Task requirements - Find every line in the records below that contains the word "text", and copy each such line.
--- START ---
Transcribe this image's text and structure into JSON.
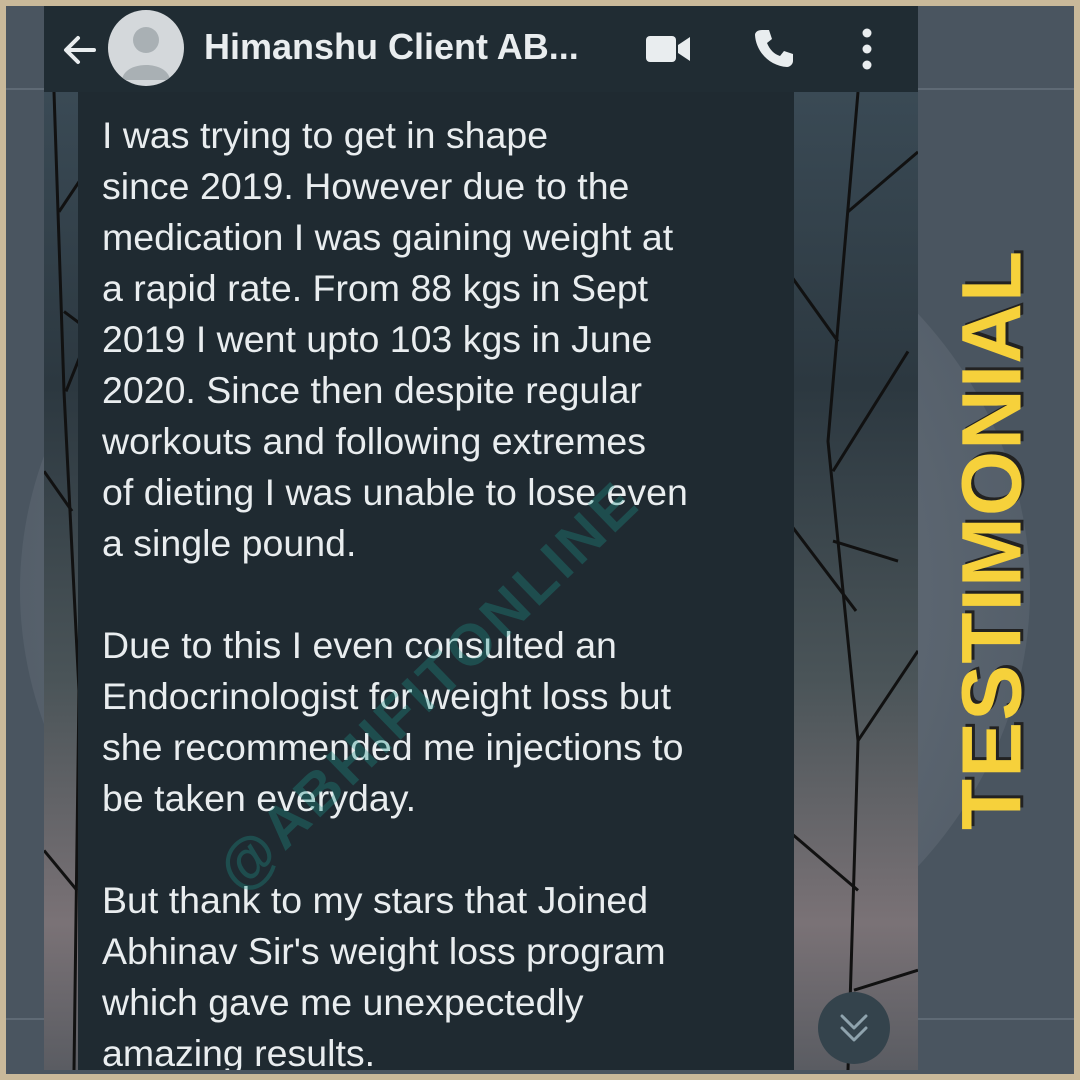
{
  "header": {
    "contact_name": "Himanshu Client AB..."
  },
  "message": {
    "text": "I was trying to get in shape\nsince 2019. However due to the\nmedication I was gaining weight at\na rapid rate. From 88 kgs in Sept\n2019 I went upto 103 kgs in  June\n2020. Since then despite regular\nworkouts and following extremes\nof dieting I was unable to lose even\na single pound.\n\nDue to this I even consulted an\nEndocrinologist for weight loss but\nshe recommended me injections to\nbe taken everyday.\n\nBut thank to my stars that Joined\nAbhinav Sir's weight loss program\nwhich gave me unexpectedly\namazing results."
  },
  "watermark": "@ABHIFITONLINE",
  "side_label": "TESTIMONIAL",
  "icons": {
    "back": "back-arrow-icon",
    "avatar": "avatar-icon",
    "video": "video-call-icon",
    "call": "phone-icon",
    "more": "more-vert-icon",
    "scroll": "chevron-double-down-icon"
  },
  "colors": {
    "accent_yellow": "#f6d13b",
    "chat_bg": "#1f2a31",
    "text": "#e9edef"
  }
}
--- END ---
Expected answer -
Transcribe this image's text and structure into JSON.
    "text": "I was trying to get in shape\nsince 2019. However due to the\nmedication I was gaining weight at\na rapid rate. From 88 kgs in Sept\n2019 I went upto 103 kgs in  June\n2020. Since then despite regular\nworkouts and following extremes\nof dieting I was unable to lose even\na single pound.\n\nDue to this I even consulted an\nEndocrinologist for weight loss but\nshe recommended me injections to\nbe taken everyday.\n\nBut thank to my stars that Joined\nAbhinav Sir's weight loss program\nwhich gave me unexpectedly\namazing results."
    "text": "#e9edef"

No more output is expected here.